But, if you mean "a law unto themselves" because they will choose what they want to do and this is considered 'BAD', then I suppose, you believe in a prescriptive view of this statement.

I don't believe that the law is prescriptive, in determining speicificities. This is why the law has to be interpreted. (Murder, manslaughter are two different "convictions" of breaking the law...as the law must take into account the intent...1st and 2nd degree murder, etc.)

Some would like for the law to be prescriptive and this is what we see happening to our nation right now over social issues. Is it right for the government to intervene in private affairs, if so, when? When is it a right of a citizen to have privacy, ETC.

Pinky said...

-
o.k.
.
But, i wasn't thinking of law in the legal sense when I used, every man a law unto himself. I meant what our ancestors would have meant that each person would decide their own choices without the intrusive oversight of their neighbors. Their beliefs were that as a result of the Fall, no person was capable of making decisions that would lead to their happiness--only to their downfall if they were left to their own devices.
.
That was why they subscribed to the intrusive nature of their communalism.
.

Angie Van De Merwe said...

And they also did other horrendous atrocities in the name of "taking care of the Fall" in man! Don't think I want to go there!

I would tell them to "mind their own business", just like scripture says that they are "busybodies".

You will NEVER convince me that anyone has a "divine right" to snoop. And certainly one should not submit to those that have shown no "Human" concern over life struggles all along...In other words, there must be a relationship already established for there to be appropriate boundary maintenance. Otherwise, the "concern" is zeal for God but without knowledge of the neighbor. Love considers the other and knows the other and will be merciful because love knows weakness and will not take advantage of it...

Pinky said...

.
Maybe I'm 100% in agreement with you, Angie; but, our Founding-Era ancestors are the ones who were acting out their beliefs--not us.
.
And, they are the ones who gave us the foundation on which America has developed and continues to do even today.

I think this bespeaks the living quality of our U. S. Constitution.
.

Angie Van De Merwe said...
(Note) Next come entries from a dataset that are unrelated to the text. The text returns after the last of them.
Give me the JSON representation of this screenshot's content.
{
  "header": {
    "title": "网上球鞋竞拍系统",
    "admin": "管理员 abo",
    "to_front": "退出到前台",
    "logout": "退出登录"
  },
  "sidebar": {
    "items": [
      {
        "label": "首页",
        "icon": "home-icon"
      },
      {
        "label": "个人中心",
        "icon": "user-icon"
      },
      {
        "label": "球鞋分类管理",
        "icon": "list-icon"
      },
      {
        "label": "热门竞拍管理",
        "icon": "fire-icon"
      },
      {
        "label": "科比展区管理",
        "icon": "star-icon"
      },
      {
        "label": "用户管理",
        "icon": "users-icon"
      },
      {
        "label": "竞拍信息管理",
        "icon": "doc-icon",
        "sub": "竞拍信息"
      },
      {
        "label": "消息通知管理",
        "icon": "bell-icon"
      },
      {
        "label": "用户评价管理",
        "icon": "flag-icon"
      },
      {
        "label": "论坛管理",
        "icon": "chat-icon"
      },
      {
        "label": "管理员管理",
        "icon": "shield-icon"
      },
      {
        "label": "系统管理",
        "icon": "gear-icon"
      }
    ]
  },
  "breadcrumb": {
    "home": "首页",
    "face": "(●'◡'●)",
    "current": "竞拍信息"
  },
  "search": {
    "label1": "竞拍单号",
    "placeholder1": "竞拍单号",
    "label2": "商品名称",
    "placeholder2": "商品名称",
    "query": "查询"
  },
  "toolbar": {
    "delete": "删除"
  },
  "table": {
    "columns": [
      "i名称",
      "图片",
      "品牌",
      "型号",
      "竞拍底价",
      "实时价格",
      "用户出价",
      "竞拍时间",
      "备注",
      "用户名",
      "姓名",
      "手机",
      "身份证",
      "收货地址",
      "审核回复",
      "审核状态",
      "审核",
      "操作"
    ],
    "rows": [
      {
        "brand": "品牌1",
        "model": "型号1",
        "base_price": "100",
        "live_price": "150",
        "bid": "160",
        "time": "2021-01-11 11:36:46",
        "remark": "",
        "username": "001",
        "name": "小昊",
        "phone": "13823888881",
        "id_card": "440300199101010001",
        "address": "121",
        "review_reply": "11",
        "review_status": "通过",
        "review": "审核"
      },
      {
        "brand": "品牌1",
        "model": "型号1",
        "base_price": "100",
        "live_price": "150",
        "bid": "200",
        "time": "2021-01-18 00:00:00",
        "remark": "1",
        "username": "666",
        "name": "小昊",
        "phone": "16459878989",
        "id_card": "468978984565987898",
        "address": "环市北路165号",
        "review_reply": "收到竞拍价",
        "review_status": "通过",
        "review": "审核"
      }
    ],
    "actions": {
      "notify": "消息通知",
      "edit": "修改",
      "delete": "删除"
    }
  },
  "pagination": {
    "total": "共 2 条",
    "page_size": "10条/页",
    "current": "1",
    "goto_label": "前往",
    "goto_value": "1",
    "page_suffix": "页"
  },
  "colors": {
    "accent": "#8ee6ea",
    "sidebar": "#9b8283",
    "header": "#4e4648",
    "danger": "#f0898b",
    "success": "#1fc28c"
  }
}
Pinky,
Yes, I suspect a "devil's agreement" has transpired between the sacred and secular segments of our society.

Religion is useful for social conteol and co-operation, or so think the evolutionists. Since religion can be useful, why not create a little human experiment for the greater good of world peace?

Then, both the secularists get their hypothesis tested and the religious get to "bring in the Kingdom". That is "nice and cozy, except for the actual humans that are the targets of such hypothesis.

Pinky said...

.
I suspect the changes in our society from the Founding-era have more to do with the evolving understanding of the meanings of our rights than any thing else.
.

Pinky said...

.
in this book, http://www.amazon.com/Communications-Culture-Society-popular-culture/dp/0044450648/ref=tag_rsn_rs_edpp_url , Professor James Carey explains how the telegraph had an effect on communications in the U.S.A. changing lines of communication from local vertical to national horizontal. This meant that centralized authority gained great strength over local institutions.
.
It is part of the reason individualism has come to be an American fact of life.
.
The past is the past and we will not return to our Colonial days unless there is a nuclear holocaust that wipes out civilization as we know it.
.